HCV Elimination in a Health Network Serving Indigenous Communities in Northern California
This month we are launching a new series in Clinical Liver Disease: "Innovations in Hepatitis Elimination," in honor of World Hepatitis Day. The first article, "HCV Elimination in a Health Network Serving Indigenous Communities in Northern California" will be released on July 21st. For each article, we will host a virtual interview with the author to hear more about their work and how their findings can be translated to other elimination programs. Join us on July 22nd for the kick-off of this author interview series with Dr. Kathleen Cassel, an author of this first article, as she describes how Project ECHO is enabling HCV micro-elimination in 7 indigenous communities in Northern California.
Questions and Answers from Author Interview:
Q: Given that this is a tribal community, how did you deal with the stigma? How did you get
people to step up to get treatment?
A: I didn't have many clients express a fear of stigma as an impedement to treatment. Possibly the high prevalence in our community normalized hepatitis C for people.

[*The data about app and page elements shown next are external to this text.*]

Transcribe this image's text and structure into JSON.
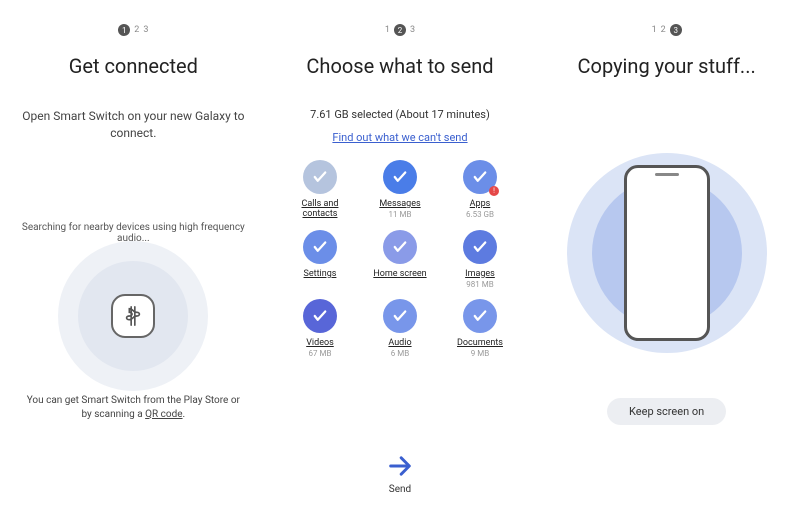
{
  "panel1": {
    "steps": [
      "1",
      "2",
      "3"
    ],
    "current_step": 0,
    "title": "Get connected",
    "subtitle": "Open Smart Switch on your new Galaxy to connect.",
    "searching": "Searching for nearby devices using high frequency audio...",
    "footer_pre": "You can get Smart Switch from the Play Store or by scanning a ",
    "footer_link": "QR code",
    "footer_post": "."
  },
  "panel2": {
    "steps": [
      "1",
      "2",
      "3"
    ],
    "current_step": 1,
    "title": "Choose what to send",
    "summary": "7.61 GB  selected (About 17 minutes)",
    "find_link": "Find out what we can't send",
    "items": [
      {
        "label": "Calls and contacts",
        "size": "",
        "color": "#b5c4de",
        "alert": false
      },
      {
        "label": "Messages",
        "size": "11 MB",
        "color": "#4a7de8",
        "alert": false
      },
      {
        "label": "Apps",
        "size": "6.53 GB",
        "color": "#6b8ee8",
        "alert": true
      },
      {
        "label": "Settings",
        "size": "",
        "color": "#6b8ee8",
        "alert": false
      },
      {
        "label": "Home screen",
        "size": "",
        "color": "#8a9be8",
        "alert": false
      },
      {
        "label": "Images",
        "size": "981 MB",
        "color": "#5d7be0",
        "alert": false
      },
      {
        "label": "Videos",
        "size": "67 MB",
        "color": "#5866d8",
        "alert": false
      },
      {
        "label": "Audio",
        "size": "6 MB",
        "color": "#7896ea",
        "alert": false
      },
      {
        "label": "Documents",
        "size": "9 MB",
        "color": "#7896ea",
        "alert": false
      }
    ],
    "send_label": "Send"
  },
  "panel3": {
    "steps": [
      "1",
      "2",
      "3"
    ],
    "current_step": 2,
    "title": "Copying your stuff...",
    "keep_screen": "Keep screen on"
  }
}
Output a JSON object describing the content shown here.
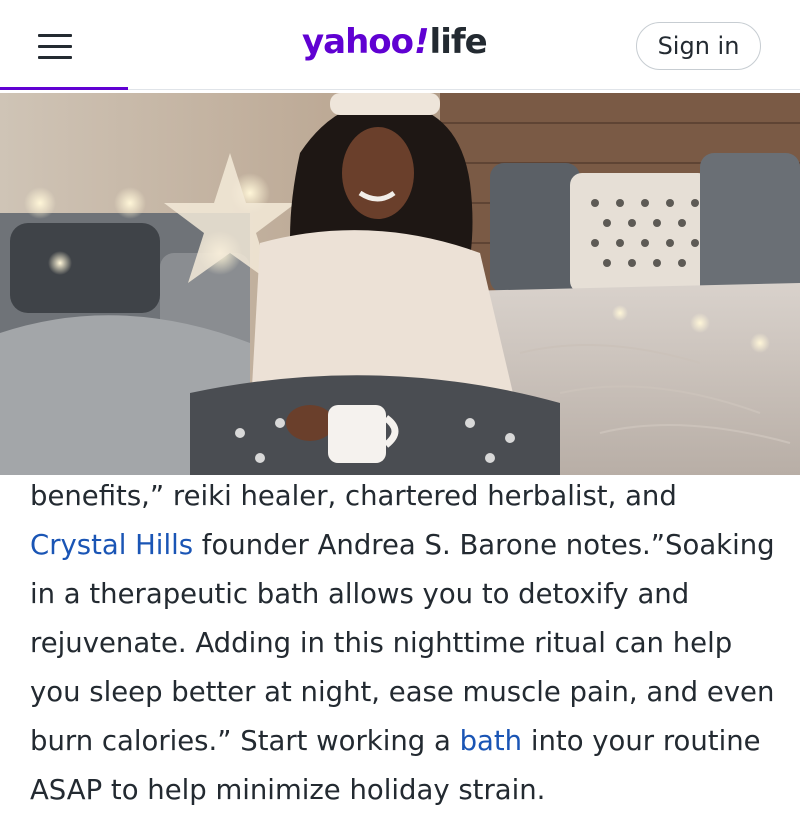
{
  "header": {
    "menu_icon": "hamburger-menu-icon",
    "logo": {
      "brand": "yahoo",
      "slash": "!",
      "section": "life"
    },
    "signin_label": "Sign in",
    "reading_progress": 0.16,
    "accent_color": "#6001d2"
  },
  "hero": {
    "image_content": "woman-in-sweater-holding-mug-on-bed-photo"
  },
  "article": {
    "p1_a": "benefits,” reiki healer, chartered herbalist, and ",
    "link_crystal": "Crystal Hills",
    "p1_b": " founder Andrea S. Barone notes.”Soaking in a therapeutic bath allows you to detoxify and rejuvenate. Adding in this nighttime ritual can help you sleep better at night, ease muscle pain, and even burn calories.” Start working a ",
    "link_bath": "bath",
    "p1_c": " into your routine ASAP to help minimize holiday strain.",
    "link_color": "#1a55b5"
  }
}
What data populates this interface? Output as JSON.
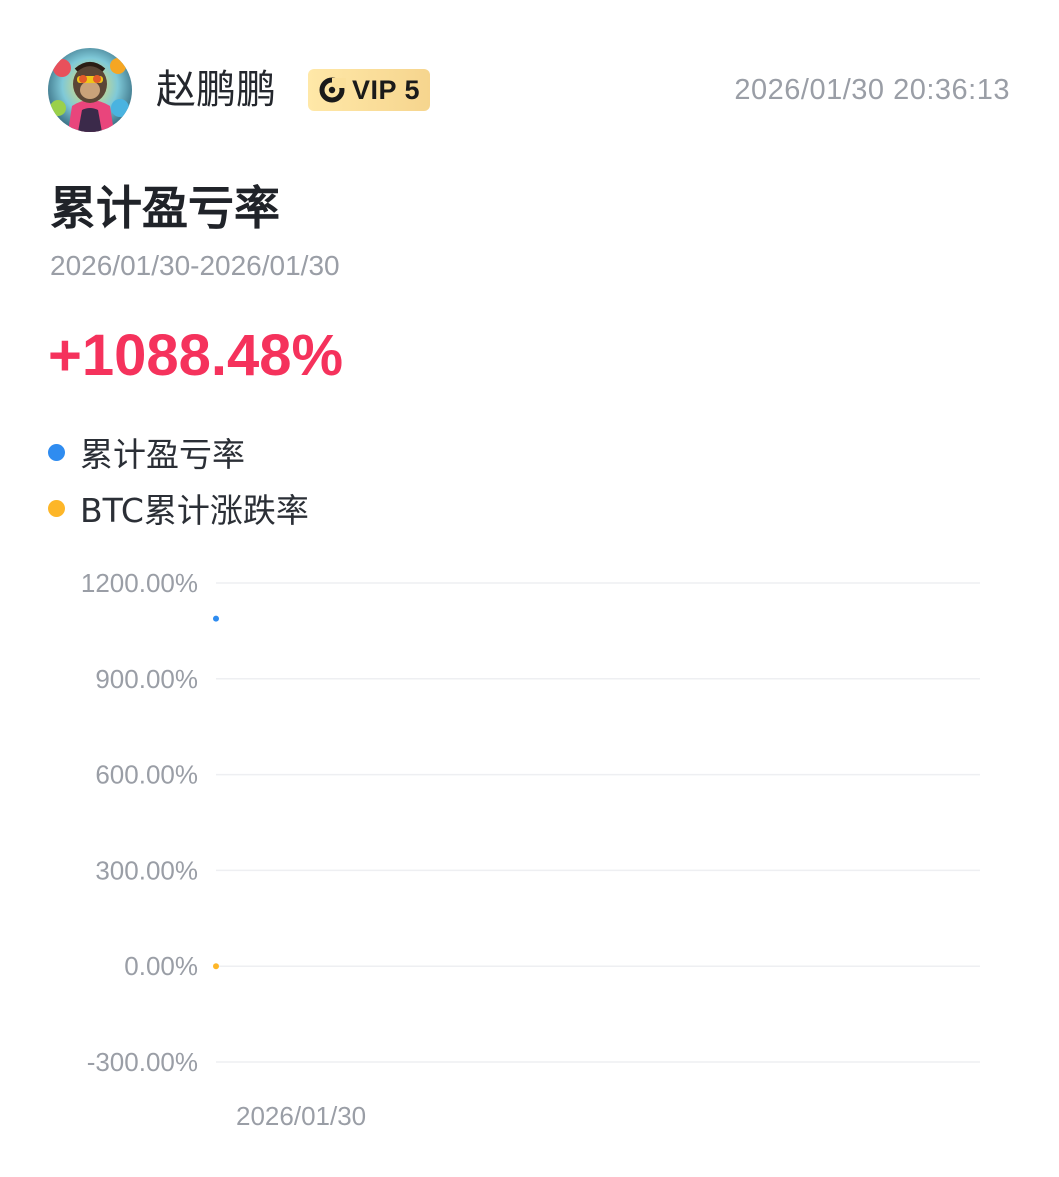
{
  "header": {
    "username": "赵鹏鹏",
    "vip_label": "VIP 5",
    "timestamp": "2026/01/30 20:36:13",
    "avatar_icon": "avatar-image",
    "vip_icon": "vip-ring-icon"
  },
  "title": "累计盈亏率",
  "date_range": "2026/01/30-2026/01/30",
  "main_value": "+1088.48%",
  "legend": [
    {
      "label": "累计盈亏率",
      "color": "#2f8cf0"
    },
    {
      "label": "BTC累计涨跌率",
      "color": "#fdb628"
    }
  ],
  "chart_data": {
    "type": "line",
    "x": [
      "2026/01/30"
    ],
    "x_tick_labels": [
      "2026/01/30"
    ],
    "y_tick_labels": [
      "1200.00%",
      "900.00%",
      "600.00%",
      "300.00%",
      "0.00%",
      "-300.00%"
    ],
    "y_ticks": [
      1200,
      900,
      600,
      300,
      0,
      -300
    ],
    "ylim": [
      -300,
      1200
    ],
    "grid": true,
    "legend_placement": "top-left",
    "series": [
      {
        "name": "累计盈亏率",
        "color": "#2f8cf0",
        "values": [
          1088.48
        ]
      },
      {
        "name": "BTC累计涨跌率",
        "color": "#fdb628",
        "values": [
          0
        ]
      }
    ]
  }
}
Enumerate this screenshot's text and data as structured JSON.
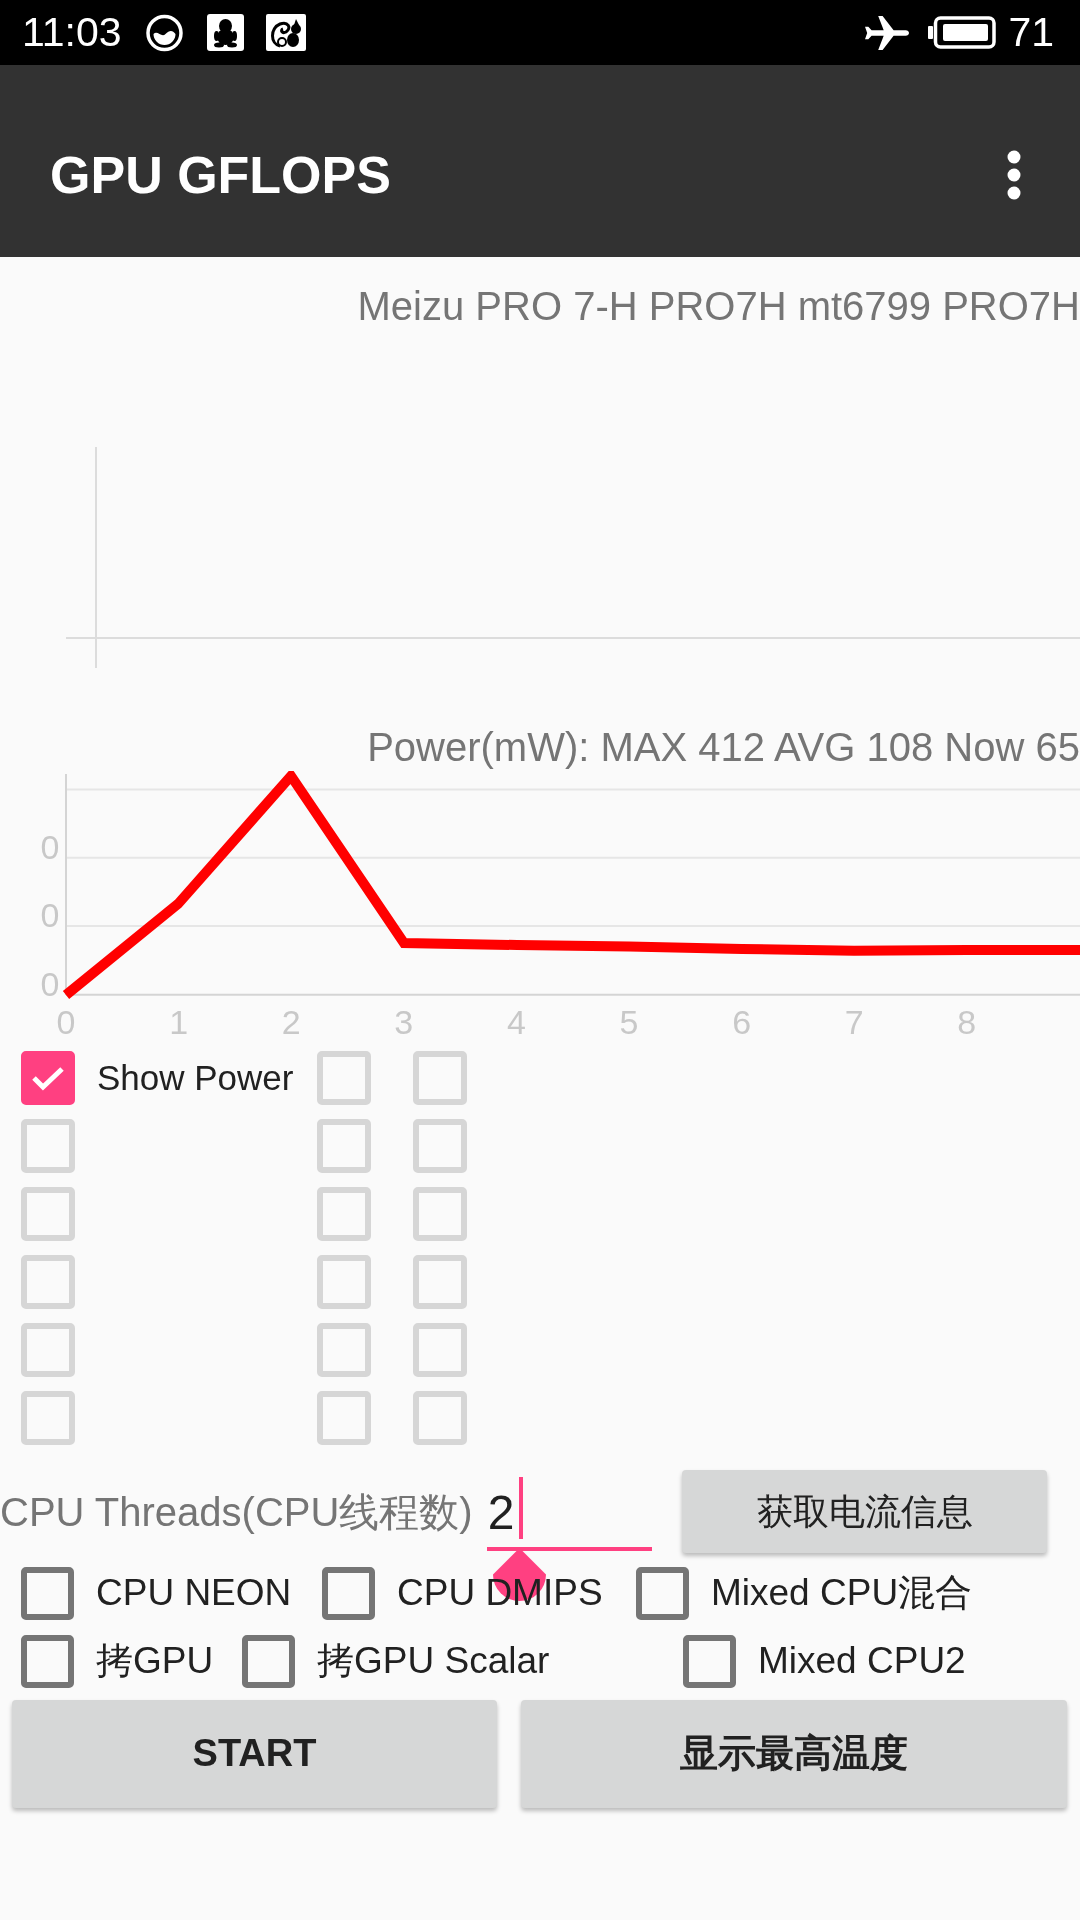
{
  "status_bar": {
    "time": "11:03",
    "battery": "71"
  },
  "app_bar": {
    "title": "GPU GFLOPS"
  },
  "device_info": "Meizu PRO 7-H PRO7H mt6799 PRO7H",
  "power_chart": {
    "title": "Power(mW): MAX 412 AVG 108 Now 65",
    "y_tick_labels": [
      "0",
      "0",
      "0"
    ],
    "x_tick_labels": [
      "0",
      "1",
      "2",
      "3",
      "4",
      "5",
      "6",
      "7",
      "8"
    ]
  },
  "checkbox_grid": {
    "rows": [
      {
        "boxes": [
          {
            "label": "Show Power",
            "checked": true,
            "disabled": false
          },
          {
            "checked": false,
            "disabled": true
          },
          {
            "checked": false,
            "disabled": true
          }
        ]
      },
      {
        "boxes": [
          {
            "checked": false,
            "disabled": true
          },
          {
            "checked": false,
            "disabled": true
          },
          {
            "checked": false,
            "disabled": true
          }
        ]
      },
      {
        "boxes": [
          {
            "checked": false,
            "disabled": true
          },
          {
            "checked": false,
            "disabled": true
          },
          {
            "checked": false,
            "disabled": true
          }
        ]
      },
      {
        "boxes": [
          {
            "checked": false,
            "disabled": true
          },
          {
            "checked": false,
            "disabled": true
          },
          {
            "checked": false,
            "disabled": true
          }
        ]
      },
      {
        "boxes": [
          {
            "checked": false,
            "disabled": true
          },
          {
            "checked": false,
            "disabled": true
          },
          {
            "checked": false,
            "disabled": true
          }
        ]
      },
      {
        "boxes": [
          {
            "checked": false,
            "disabled": true
          },
          {
            "checked": false,
            "disabled": true
          },
          {
            "checked": false,
            "disabled": true
          }
        ]
      }
    ]
  },
  "threads": {
    "label": "CPU Threads(CPU线程数)",
    "value": "2",
    "focused": true
  },
  "current_info_button": "获取电流信息",
  "options": {
    "rows": [
      {
        "items": [
          {
            "label": "CPU NEON",
            "checked": false
          },
          {
            "label": "CPU DMIPS",
            "checked": false
          },
          {
            "label": "Mixed CPU混合",
            "checked": false
          }
        ]
      },
      {
        "items": [
          {
            "label": "拷GPU",
            "checked": false
          },
          {
            "label": "拷GPU Scalar",
            "checked": false
          },
          {
            "label": "Mixed CPU2",
            "checked": false
          }
        ]
      }
    ]
  },
  "actions": [
    "START",
    "显示最高温度"
  ]
}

Q: Are most of your Boomers treated, and newer patients are mostly younger? What
proportion need substance use support and how do you address it?
A: Most of our boomers are treated, though we are still finding new cases as boomers are screened. We started a suboxone clinic to support HCV treatment and addictions treatment in the same setting. We have connections to the local rehab facility so that clients with HCV who enter addiction treatment can be connected to HCV treatment.